- Improve patient survival
- Increase retention in treatment
- Decrease illicit opiate use and criminal activity
- Increase a patient’s ability to gain and maintain employment
- Improve birth outcomes for women who are pregnant
- Reduce transmission of HIV and Hepatitis
- Restore functioning
“The most effective treatment for OUD (opioid use disorder) is the use of U.S. Food and Drug Administration (FDA)- approved medications, a treatment modality commonly known as medication-assisted treatment (MAT) or medication for opioid use disorder (MOUD).”
Source: National Council for Mental Wellbeing
An Era of Support
Harm reduction as a solution to access
Just as the need for treatment has increased, so too has the type of support needed for behavioral health leaders to expand services, improve access to care and, ultimately, foster healthier communities.
Leaders of behavioral health organizations are finding a need for workforce development support as demand rises, and simultaneously, are able to access an unprecedented level of federal funding support — to the tune of more than $600 million for expansion grants earmarked for Certified Community Behavioral Health Clinics (CCBHCs).
CCBHC designation, which improves access to care for a given community, comes with a number of requirements, including the need for a staff Medical Director and the development and implementation of a MAT program to treat patients with substance use disorder.
For many behavioral health organizations, including those seeking to achieve or maintain CCBHC designation, MAT programs are an entirely new and unfamiliar territory. Due to their nature, MAT programs come with their own set of protocols, policies and state and federal regulations, which can seem daunting and potentially overwhelming. But, in this new era of behavioral healthcare, support is readily available for the implementation of new services, including MAT programs.
Opioid Use Disorder is more difficult to treat than other substance use disorders. Abstinence models do not take into account the higher relapse and overdose rates. Each substance of abuse should utilize evidence-based treatment plans based on the neurocircuitry involved and the patient’s individualized goals and needs.”
— Dr. Ashley Peak, Board-Certified Addiction Psychiatrist, innovaTel Telepsychiatry
Putting Solutions into Practice
The Centers for Disease Control (CDC), recognizing an increase in overdose deaths, has recommended expanded access to and availability of treatment programs for substance use disorders. With regulatory updates that allow for telehealth support and an influx of federal funding, an organization’s ability to expand access to care and introduce new treatment options has never been more — accessible.
Telepsychiatry, like a harm reduction philosophy, meets patients where they are, providing access to valuable and sometimes mandated therapy — creating a beneficial cycle for recovery.
Behavioral health leaders are not alone in their desire to expand and meet the increasingly diverse needs of their communities, offer additional services, discover ways to treat the “whole person” and deliver individualized treatment plans to patients who need both mental health and substance use disorder support
Medication-assisted treatment saves lives while increasing the chances a person will remain in treatment and learn the skills and build the networks necessary for long-term recovery.
Michael Botticelli, Director for National Drug Control Policy, as quoted by the Pew Charitable Trust
Harm Reduction Goals
Treat substance use disorder.
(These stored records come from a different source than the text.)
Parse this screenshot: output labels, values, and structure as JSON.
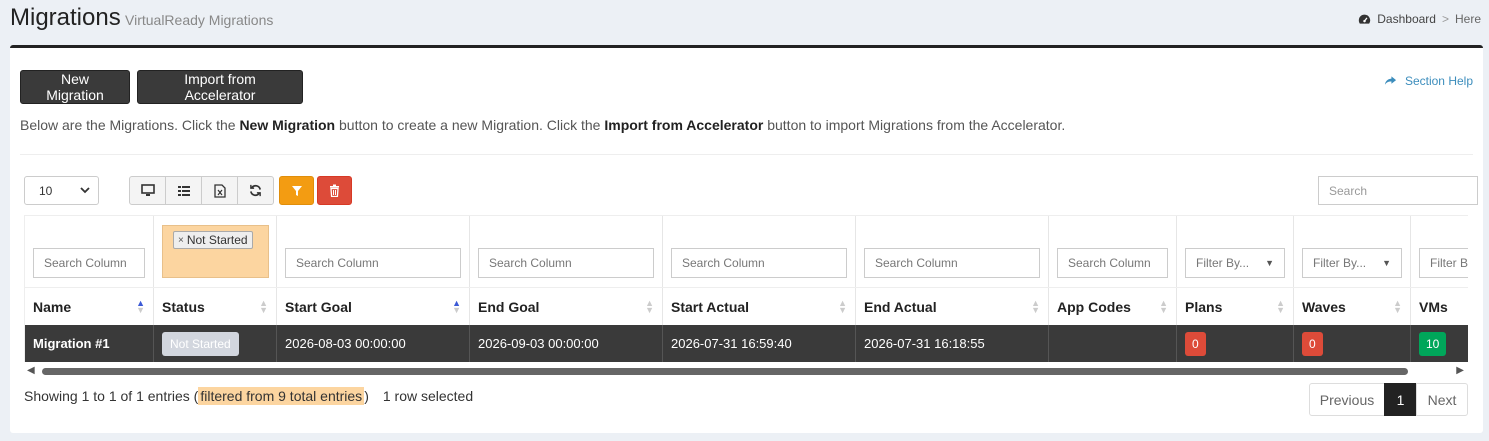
{
  "header": {
    "title": "Migrations",
    "subtitle": "VirtualReady Migrations",
    "breadcrumb": {
      "dashboard": "Dashboard",
      "separator": ">",
      "here": "Here"
    }
  },
  "toolbar": {
    "new_migration": "New Migration",
    "import_accelerator": "Import from Accelerator",
    "section_help": "Section Help"
  },
  "intro": {
    "part1": "Below are the Migrations. Click the ",
    "bold1": "New Migration",
    "part2": " button to create a new Migration. Click the ",
    "bold2": "Import from Accelerator",
    "part3": " button to import Migrations from the Accelerator."
  },
  "table_controls": {
    "page_length": "10",
    "search_placeholder": "Search",
    "accent_orange": "#f39c12",
    "accent_red": "#dd4b39"
  },
  "filters": {
    "search_column": "Search Column",
    "filter_by": "Filter By...",
    "filter_by_cut": "Filter B",
    "status_chip": "Not Started",
    "status_chip_remove": "×"
  },
  "columns": [
    "Name",
    "Status",
    "Start Goal",
    "End Goal",
    "Start Actual",
    "End Actual",
    "App Codes",
    "Plans",
    "Waves",
    "VMs"
  ],
  "rows": [
    {
      "name": "Migration #1",
      "status": "Not Started",
      "start_goal": "2026-08-03 00:00:00",
      "end_goal": "2026-09-03 00:00:00",
      "start_actual": "2026-07-31 16:59:40",
      "end_actual": "2026-07-31 16:18:55",
      "app_codes": "",
      "plans": "0",
      "waves": "0",
      "vms": "10"
    }
  ],
  "footer": {
    "showing": "Showing 1 to 1 of 1 entries (",
    "filtered": "filtered from 9 total entries",
    "close_paren": ")",
    "selected": "1 row selected",
    "prev": "Previous",
    "page": "1",
    "next": "Next"
  }
}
Sustain recovery. Prevent overdose.
By engaging in strategic partnerships with industry leaders, behavioral health organizations are able to work cooperatively with MAT program experts to develop and implement budget-conscious plans that meet patient needs, meet organizational needs and meet regulatory requirements — while expanding muchneeded access to care.